**About this task:**
Give only the number of lines in these records that include "true".

**Given records:**
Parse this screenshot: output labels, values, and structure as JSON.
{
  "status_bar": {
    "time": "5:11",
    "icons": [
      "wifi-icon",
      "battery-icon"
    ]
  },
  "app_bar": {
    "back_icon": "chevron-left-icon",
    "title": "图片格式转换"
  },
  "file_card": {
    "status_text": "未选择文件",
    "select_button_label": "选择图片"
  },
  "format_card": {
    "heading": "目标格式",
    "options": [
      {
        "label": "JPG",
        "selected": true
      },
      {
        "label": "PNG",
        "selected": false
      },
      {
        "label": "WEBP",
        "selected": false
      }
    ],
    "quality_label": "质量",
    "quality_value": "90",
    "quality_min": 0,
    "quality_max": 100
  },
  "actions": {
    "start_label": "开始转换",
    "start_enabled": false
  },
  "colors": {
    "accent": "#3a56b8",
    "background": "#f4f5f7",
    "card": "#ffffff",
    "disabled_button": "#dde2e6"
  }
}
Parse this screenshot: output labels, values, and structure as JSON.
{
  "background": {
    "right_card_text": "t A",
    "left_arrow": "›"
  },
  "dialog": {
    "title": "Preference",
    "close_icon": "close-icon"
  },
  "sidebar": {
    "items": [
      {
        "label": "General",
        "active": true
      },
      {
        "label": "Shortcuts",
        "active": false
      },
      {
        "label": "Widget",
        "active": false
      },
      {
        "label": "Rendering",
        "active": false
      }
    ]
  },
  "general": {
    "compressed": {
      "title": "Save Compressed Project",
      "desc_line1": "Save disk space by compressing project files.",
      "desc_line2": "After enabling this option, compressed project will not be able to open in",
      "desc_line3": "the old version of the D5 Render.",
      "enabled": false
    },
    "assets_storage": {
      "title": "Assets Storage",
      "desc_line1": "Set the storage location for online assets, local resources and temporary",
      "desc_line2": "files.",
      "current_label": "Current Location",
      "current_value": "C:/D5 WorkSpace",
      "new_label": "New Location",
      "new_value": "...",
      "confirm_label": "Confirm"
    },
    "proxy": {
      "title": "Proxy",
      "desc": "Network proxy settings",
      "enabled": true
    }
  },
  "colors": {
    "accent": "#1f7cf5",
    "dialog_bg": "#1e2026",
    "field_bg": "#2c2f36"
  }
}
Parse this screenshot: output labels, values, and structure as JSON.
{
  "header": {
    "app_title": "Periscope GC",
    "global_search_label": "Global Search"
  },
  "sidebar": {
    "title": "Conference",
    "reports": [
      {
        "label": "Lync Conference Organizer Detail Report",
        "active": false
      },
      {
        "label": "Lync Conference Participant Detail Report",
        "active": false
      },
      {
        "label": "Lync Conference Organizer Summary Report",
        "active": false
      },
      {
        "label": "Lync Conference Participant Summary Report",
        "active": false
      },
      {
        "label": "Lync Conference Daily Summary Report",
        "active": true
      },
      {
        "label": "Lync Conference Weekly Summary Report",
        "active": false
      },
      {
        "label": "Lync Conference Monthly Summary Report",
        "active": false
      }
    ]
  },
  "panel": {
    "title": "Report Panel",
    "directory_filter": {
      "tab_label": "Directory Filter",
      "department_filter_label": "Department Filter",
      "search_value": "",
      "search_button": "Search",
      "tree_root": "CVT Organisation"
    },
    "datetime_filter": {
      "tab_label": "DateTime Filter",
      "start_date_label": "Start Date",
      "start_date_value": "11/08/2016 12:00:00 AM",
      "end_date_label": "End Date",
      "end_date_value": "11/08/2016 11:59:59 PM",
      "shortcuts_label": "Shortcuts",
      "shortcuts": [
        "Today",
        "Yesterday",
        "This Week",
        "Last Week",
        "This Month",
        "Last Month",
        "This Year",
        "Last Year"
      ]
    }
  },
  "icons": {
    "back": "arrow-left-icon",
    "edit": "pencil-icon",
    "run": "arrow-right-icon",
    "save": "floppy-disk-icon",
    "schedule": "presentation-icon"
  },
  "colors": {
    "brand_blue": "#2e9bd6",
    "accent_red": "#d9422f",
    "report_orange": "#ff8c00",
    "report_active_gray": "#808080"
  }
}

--

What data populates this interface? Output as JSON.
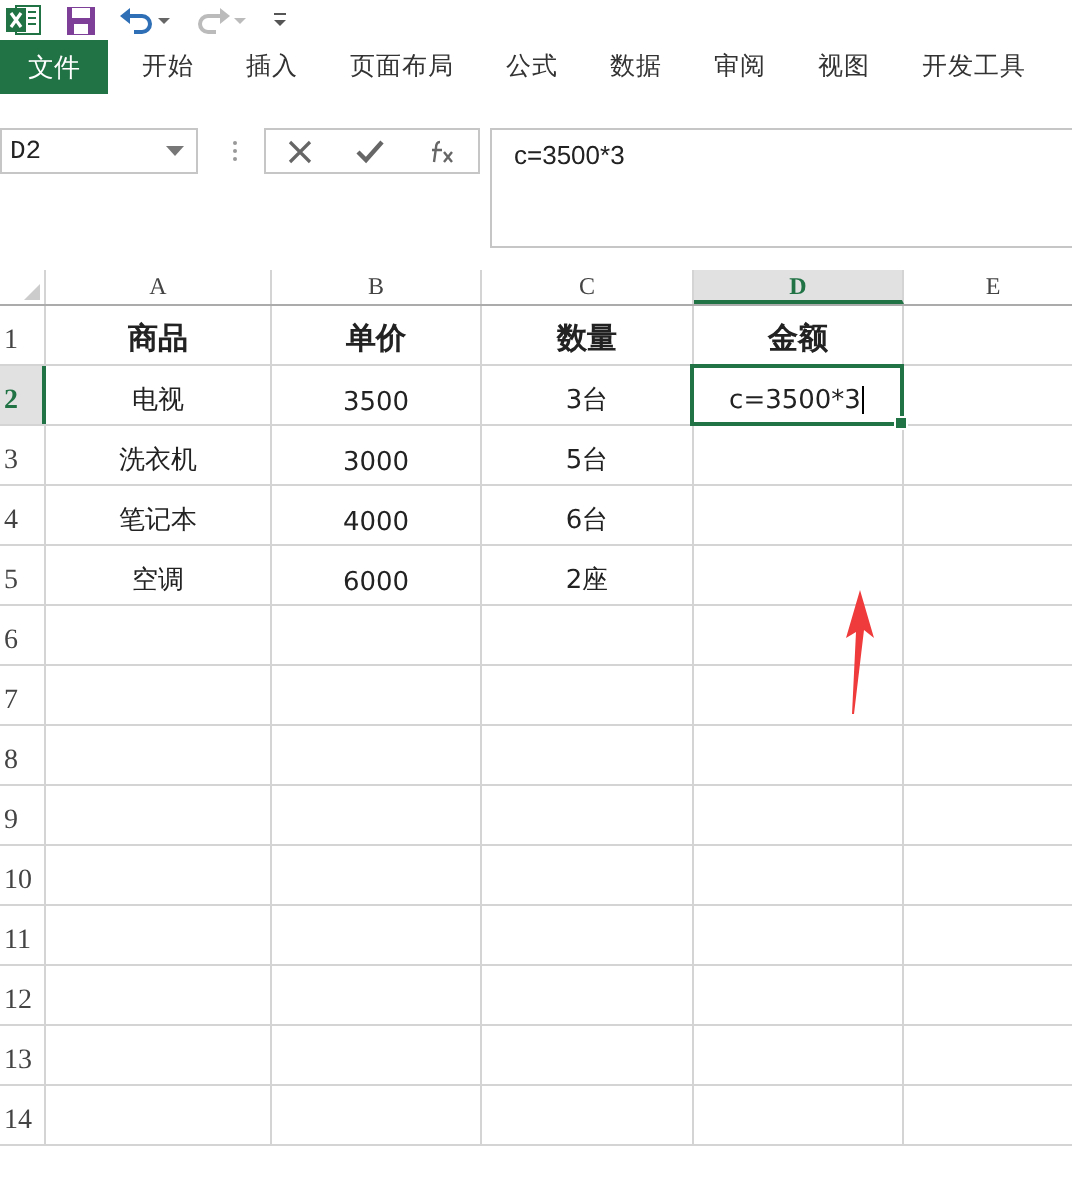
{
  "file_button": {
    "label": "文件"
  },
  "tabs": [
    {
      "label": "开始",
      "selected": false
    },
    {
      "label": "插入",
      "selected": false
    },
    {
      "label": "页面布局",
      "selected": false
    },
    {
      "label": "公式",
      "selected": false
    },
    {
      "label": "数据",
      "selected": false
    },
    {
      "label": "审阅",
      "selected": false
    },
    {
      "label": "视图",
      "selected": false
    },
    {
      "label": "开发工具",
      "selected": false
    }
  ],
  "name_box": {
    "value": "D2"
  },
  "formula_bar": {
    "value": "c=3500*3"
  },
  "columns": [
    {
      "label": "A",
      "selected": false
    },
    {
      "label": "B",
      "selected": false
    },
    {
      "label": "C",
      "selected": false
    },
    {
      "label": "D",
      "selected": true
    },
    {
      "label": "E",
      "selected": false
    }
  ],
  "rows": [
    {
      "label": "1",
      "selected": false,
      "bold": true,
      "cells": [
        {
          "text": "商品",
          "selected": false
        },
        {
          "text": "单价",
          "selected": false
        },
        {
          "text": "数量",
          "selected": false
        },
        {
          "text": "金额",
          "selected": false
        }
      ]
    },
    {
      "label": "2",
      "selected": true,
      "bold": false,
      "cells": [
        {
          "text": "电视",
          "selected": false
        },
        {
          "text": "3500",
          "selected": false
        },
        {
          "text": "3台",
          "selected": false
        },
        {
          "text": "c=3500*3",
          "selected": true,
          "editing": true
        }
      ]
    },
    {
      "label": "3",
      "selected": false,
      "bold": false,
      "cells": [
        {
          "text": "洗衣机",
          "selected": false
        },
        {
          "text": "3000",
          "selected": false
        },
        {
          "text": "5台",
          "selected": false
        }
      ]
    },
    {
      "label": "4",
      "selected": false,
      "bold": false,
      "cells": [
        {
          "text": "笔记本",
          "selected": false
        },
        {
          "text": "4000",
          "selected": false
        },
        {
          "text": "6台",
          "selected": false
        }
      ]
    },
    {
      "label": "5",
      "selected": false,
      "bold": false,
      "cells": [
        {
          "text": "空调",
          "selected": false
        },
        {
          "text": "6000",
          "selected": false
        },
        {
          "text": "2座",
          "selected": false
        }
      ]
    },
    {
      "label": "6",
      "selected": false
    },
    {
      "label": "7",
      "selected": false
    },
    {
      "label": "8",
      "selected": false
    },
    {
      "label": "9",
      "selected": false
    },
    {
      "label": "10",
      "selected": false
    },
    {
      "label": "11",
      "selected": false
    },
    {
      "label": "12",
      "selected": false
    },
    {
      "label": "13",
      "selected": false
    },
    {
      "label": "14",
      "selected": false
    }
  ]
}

**Result for this task:**
9